Permanent Stress Causes Type 2 Diabetes. Men who reported permanent stress have a significantly higher risk of developing type 2 diabetes than men who reported no stress. This is the finding of a 35-year prospective follow-up study of 7,500 men in Gothenburg, by the University of Gothenburg, Sweden.
Since the 1970s, a large population based cohort study has been undertaken at the Sahlgrenska Academy, University of Gothenburg to monitor the health of men born in Gothenburg between 1915 and 1925.
Using this unique material, researchers are now able to show that permanent stress significantly increases the risk of type 2 diabetes.
Of the total sample, 6,828 men without any previous history of diabetes, coronary artery disease or stroke were analyzed. A total of 899 of these men developed diabetes during the follow up.
Stress at baseline in this study was measured using a single item question in which they were asked to grade their stress level on a six-point scale, based on factors such as irritation, anxiety and difficulties in sleeping related to conditions at work or at home. At baseline, 15.5% of the men reported permanent stress related to conditions at work or home, either during the past one year or during the past five years.
The results show that men who have reported permanent stress had a 45 percent higher risk of developing diabetes, compared with men who reported to have no or periodic stress. The link between stress and diabetes has been statistically significant, even after adjusting for age, socioeconomic status, physical inactivity, BMI, systolic blood pressure and use of blood pressure-lowering medication.

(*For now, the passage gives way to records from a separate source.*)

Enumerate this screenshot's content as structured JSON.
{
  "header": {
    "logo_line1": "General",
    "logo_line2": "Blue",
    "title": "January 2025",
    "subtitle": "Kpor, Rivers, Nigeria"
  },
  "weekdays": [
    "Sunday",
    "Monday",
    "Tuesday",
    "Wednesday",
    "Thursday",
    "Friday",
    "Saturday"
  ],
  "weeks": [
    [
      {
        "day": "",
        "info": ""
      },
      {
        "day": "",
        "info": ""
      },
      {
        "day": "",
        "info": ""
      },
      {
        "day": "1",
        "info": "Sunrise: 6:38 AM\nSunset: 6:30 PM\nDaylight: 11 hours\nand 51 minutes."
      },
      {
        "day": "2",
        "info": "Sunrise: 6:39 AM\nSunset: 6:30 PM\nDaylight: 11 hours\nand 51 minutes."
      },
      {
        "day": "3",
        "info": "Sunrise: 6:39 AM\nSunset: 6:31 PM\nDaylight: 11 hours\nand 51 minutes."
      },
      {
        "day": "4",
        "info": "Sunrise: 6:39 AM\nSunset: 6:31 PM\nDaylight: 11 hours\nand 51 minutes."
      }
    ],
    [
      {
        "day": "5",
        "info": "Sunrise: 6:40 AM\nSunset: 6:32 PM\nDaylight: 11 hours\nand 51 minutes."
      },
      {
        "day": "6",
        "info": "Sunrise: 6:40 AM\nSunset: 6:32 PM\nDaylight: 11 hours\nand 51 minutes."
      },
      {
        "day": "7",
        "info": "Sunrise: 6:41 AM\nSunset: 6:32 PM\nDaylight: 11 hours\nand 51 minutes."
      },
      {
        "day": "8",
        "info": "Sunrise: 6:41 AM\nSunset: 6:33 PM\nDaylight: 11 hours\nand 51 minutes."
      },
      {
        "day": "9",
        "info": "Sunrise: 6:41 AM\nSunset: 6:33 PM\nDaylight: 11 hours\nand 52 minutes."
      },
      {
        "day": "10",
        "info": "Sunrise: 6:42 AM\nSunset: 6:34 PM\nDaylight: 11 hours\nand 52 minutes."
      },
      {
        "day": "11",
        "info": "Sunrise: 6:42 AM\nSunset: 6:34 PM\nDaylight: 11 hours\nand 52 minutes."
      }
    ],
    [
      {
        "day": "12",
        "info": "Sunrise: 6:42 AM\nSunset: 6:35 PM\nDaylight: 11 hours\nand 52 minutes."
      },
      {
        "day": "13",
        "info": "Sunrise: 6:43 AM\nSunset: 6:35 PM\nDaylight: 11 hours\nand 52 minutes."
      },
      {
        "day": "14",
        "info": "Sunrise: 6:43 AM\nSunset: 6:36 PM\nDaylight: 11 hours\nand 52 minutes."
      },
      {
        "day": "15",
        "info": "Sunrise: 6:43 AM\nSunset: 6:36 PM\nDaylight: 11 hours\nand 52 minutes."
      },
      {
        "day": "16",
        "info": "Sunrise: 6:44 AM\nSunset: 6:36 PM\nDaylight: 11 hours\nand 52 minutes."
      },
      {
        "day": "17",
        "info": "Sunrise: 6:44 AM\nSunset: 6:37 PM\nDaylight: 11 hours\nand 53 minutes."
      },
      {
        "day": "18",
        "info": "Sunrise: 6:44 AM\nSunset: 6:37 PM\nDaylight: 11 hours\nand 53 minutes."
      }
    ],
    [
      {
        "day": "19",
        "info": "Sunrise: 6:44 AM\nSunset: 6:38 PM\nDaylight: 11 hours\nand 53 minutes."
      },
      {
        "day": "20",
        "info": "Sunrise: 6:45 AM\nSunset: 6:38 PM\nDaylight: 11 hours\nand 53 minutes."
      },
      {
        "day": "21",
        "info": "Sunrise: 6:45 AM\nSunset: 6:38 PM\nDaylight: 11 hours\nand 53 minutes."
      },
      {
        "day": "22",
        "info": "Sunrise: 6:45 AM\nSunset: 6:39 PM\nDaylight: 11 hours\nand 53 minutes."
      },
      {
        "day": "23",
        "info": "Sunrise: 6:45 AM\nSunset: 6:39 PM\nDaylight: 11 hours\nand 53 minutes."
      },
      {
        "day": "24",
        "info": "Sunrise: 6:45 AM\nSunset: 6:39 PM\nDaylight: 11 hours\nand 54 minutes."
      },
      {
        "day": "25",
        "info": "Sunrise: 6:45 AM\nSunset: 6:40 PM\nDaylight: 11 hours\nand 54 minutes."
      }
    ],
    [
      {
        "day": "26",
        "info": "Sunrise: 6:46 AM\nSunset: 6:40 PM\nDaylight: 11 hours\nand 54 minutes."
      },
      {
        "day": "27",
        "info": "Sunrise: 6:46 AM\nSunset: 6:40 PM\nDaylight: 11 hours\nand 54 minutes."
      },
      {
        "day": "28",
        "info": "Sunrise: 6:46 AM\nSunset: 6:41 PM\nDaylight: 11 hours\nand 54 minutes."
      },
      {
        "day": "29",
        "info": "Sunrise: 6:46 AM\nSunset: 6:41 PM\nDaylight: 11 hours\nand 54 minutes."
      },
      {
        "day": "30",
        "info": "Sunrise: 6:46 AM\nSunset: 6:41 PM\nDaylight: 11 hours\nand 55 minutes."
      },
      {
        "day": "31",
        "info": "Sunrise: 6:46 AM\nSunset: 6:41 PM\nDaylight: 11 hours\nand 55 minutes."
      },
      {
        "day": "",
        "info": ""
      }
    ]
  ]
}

“Today, stress is not recognized as a preventable cause of diabetes” says researcher Masuma Novak, who led the study. “As our study shows that there is an independent link between permanent stress and the risk of developing diabetes, which underlines the importance of preventive measure.”

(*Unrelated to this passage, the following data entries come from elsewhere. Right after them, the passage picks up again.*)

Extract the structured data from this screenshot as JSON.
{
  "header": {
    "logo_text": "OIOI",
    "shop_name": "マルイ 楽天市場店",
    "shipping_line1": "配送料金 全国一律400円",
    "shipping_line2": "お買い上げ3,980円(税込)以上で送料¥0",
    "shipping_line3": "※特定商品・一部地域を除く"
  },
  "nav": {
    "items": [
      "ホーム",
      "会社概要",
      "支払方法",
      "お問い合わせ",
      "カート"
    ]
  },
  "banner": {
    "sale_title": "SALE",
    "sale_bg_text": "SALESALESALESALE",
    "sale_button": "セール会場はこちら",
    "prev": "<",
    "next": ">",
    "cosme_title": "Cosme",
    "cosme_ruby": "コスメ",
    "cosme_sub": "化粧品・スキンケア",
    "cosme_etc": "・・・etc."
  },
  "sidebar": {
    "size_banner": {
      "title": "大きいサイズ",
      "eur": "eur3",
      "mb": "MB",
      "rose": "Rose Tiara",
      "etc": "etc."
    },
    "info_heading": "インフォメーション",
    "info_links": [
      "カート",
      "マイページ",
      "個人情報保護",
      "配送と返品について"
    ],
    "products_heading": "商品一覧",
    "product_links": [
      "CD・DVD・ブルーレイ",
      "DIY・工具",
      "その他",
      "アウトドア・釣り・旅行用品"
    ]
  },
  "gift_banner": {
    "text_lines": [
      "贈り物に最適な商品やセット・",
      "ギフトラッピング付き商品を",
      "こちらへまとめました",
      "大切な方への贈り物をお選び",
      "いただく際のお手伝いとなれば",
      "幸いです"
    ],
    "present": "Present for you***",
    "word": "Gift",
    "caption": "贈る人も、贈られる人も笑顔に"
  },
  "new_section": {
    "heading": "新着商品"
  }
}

We have talked with a number of people with type 1 diabetes who relate a traumatic or stressful event precipitated the development of their disease. We think stress plays an important role in disease progression, including autoimmune diseases such as type 1 diabetes. We think a lifestyle that places importance on stress reduction can play a role in preventing or managing diabetes more effectively.

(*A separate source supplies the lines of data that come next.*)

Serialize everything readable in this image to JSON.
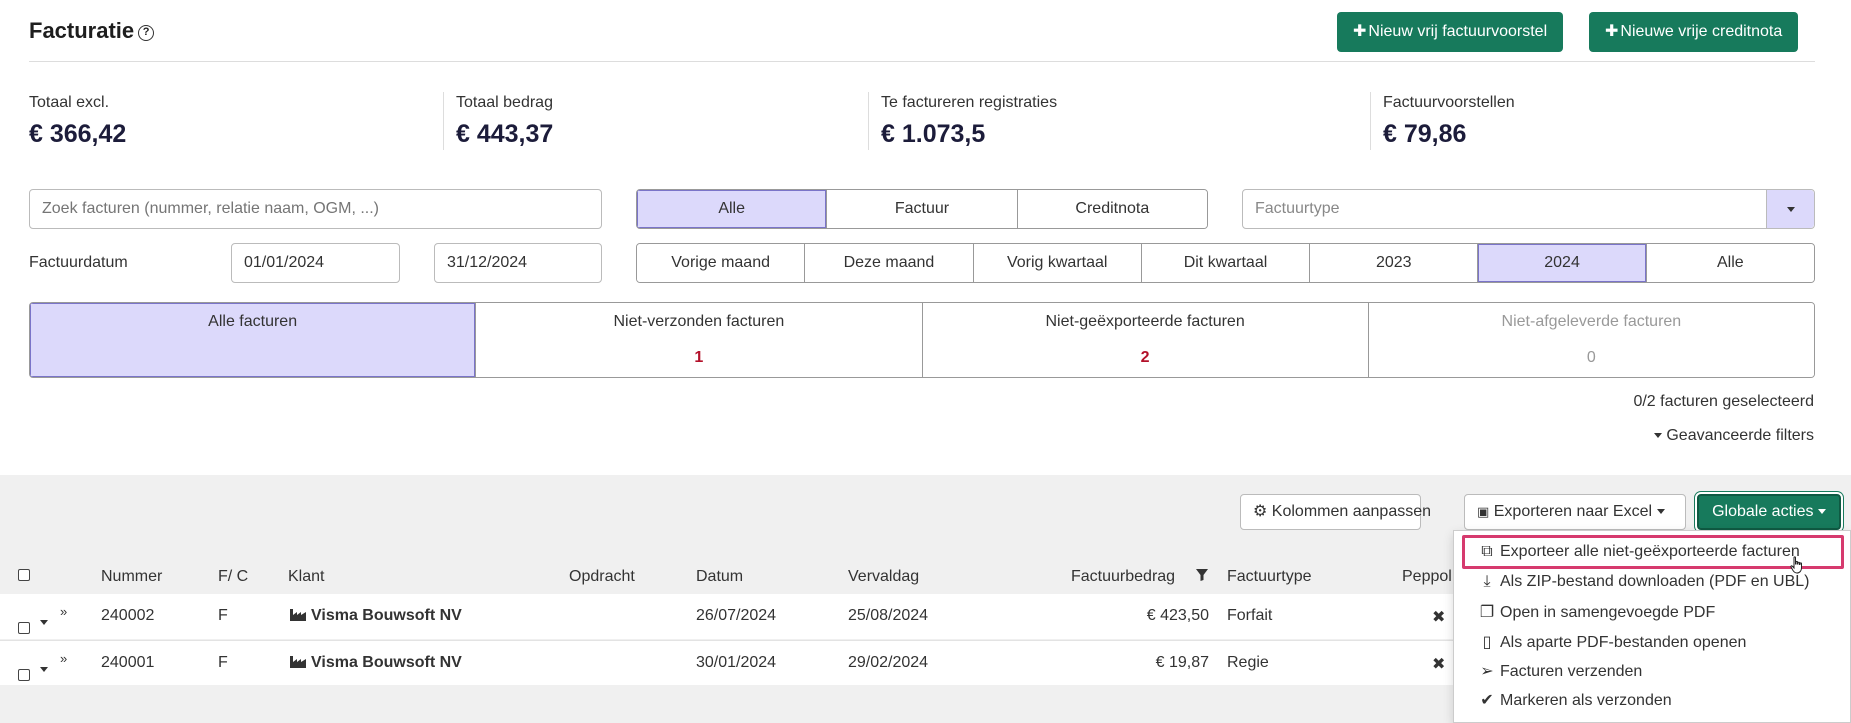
{
  "header": {
    "title": "Facturatie",
    "help_icon": "question-circle-icon",
    "btn_new_invoice": "Nieuw vrij factuurvoorstel",
    "btn_new_credit": "Nieuwe vrije creditnota"
  },
  "stats": [
    {
      "label": "Totaal excl.",
      "value": "€ 366,42"
    },
    {
      "label": "Totaal bedrag",
      "value": "€ 443,37"
    },
    {
      "label": "Te factureren registraties",
      "value": "€ 1.073,5"
    },
    {
      "label": "Factuurvoorstellen",
      "value": "€ 79,86"
    }
  ],
  "filters": {
    "search_placeholder": "Zoek facturen (nummer, relatie naam, OGM, ...)",
    "type_tabs": [
      "Alle",
      "Factuur",
      "Creditnota"
    ],
    "type_active": "Alle",
    "factuurtype_placeholder": "Factuurtype",
    "date_label": "Factuurdatum",
    "date_from": "01/01/2024",
    "date_to": "31/12/2024",
    "period_tabs": [
      "Vorige maand",
      "Deze maand",
      "Vorig kwartaal",
      "Dit kwartaal",
      "2023",
      "2024",
      "Alle"
    ],
    "period_active": "2024"
  },
  "cards": [
    {
      "title": "Alle facturen",
      "count": ""
    },
    {
      "title": "Niet-verzonden facturen",
      "count": "1"
    },
    {
      "title": "Niet-geëxporteerde facturen",
      "count": "2"
    },
    {
      "title": "Niet-afgeleverde facturen",
      "count": "0"
    }
  ],
  "selection": {
    "count_text": "0/2 facturen geselecteerd",
    "advanced_filters": "Geavanceerde filters"
  },
  "toolbar": {
    "columns_btn": "Kolommen aanpassen",
    "export_excel_btn": "Exporteren naar Excel",
    "global_actions_btn": "Globale acties"
  },
  "table": {
    "headers": {
      "nummer": "Nummer",
      "fc": "F/ C",
      "klant": "Klant",
      "opdracht": "Opdracht",
      "datum": "Datum",
      "vervaldag": "Vervaldag",
      "factuurbedrag": "Factuurbedrag",
      "factuurtype": "Factuurtype",
      "peppol": "Peppol"
    },
    "rows": [
      {
        "nummer": "240002",
        "fc": "F",
        "klant": "Visma Bouwsoft NV",
        "opdracht": "",
        "datum": "26/07/2024",
        "vervaldag": "25/08/2024",
        "bedrag": "€ 423,50",
        "type": "Forfait",
        "peppol": "✖"
      },
      {
        "nummer": "240001",
        "fc": "F",
        "klant": "Visma Bouwsoft NV",
        "opdracht": "",
        "datum": "30/01/2024",
        "vervaldag": "29/02/2024",
        "bedrag": "€ 19,87",
        "type": "Regie",
        "peppol": "✖"
      }
    ]
  },
  "menu": {
    "items": [
      {
        "label": "Exporteer alle niet-geëxporteerde facturen",
        "icon": "external-link-icon"
      },
      {
        "label": "Als ZIP-bestand downloaden (PDF en UBL)",
        "icon": "download-icon"
      },
      {
        "label": "Open in samengevoegde PDF",
        "icon": "copy-icon"
      },
      {
        "label": "Als aparte PDF-bestanden openen",
        "icon": "file-pdf-icon"
      },
      {
        "label": "Facturen verzenden",
        "icon": "paper-plane-icon"
      },
      {
        "label": "Markeren als verzonden",
        "icon": "check-icon"
      }
    ]
  },
  "colors": {
    "accent_green": "#177a5c",
    "active_bg": "#dcd9fb",
    "count_red": "#b3112a",
    "highlight": "#d63a6e"
  }
}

Managing stress is one of the five pillars supporting thriving health in the Health-e-Solutions lifestyle, and its impact should not be underestimated, even in children. Stress has been proven to increase both a person’s susceptibility to blood sugar spikes and the severity of complications from the disease.
For years, stress reduction programs have been used clinically for reducing the burden of chronic disease and increasing resiliency. A more resilient body and mind make for optimal health! Managing stress is vital to optimal blood sugar control.
Effective stress management, along with nutrition, environmental management, quality sleep and exercise can have long lasting impact on health. In our downloadable, printable special report on Stress and Diabetes we’ll give you the tools you need to manage stress effectively. Put your body in a position of strength by promoting, supporting and creating health. Get tools and solutions to help minimize consequences and maximize benefits for nutrition, environment, exercise, sleep and stress management.
Journal Reference: M. Novak, L. Björck, K. W. Giang, C. Heden-Ståhl, L. Wilhelmsen, A. Rosengren. Perceived stress and incidence of Type 2 diabetes: a 35-year follow-up study of middle-aged Swedish men. Diabetic Medicine, 2013; 30 (1): e8 DOI: 10.1111/dme.12037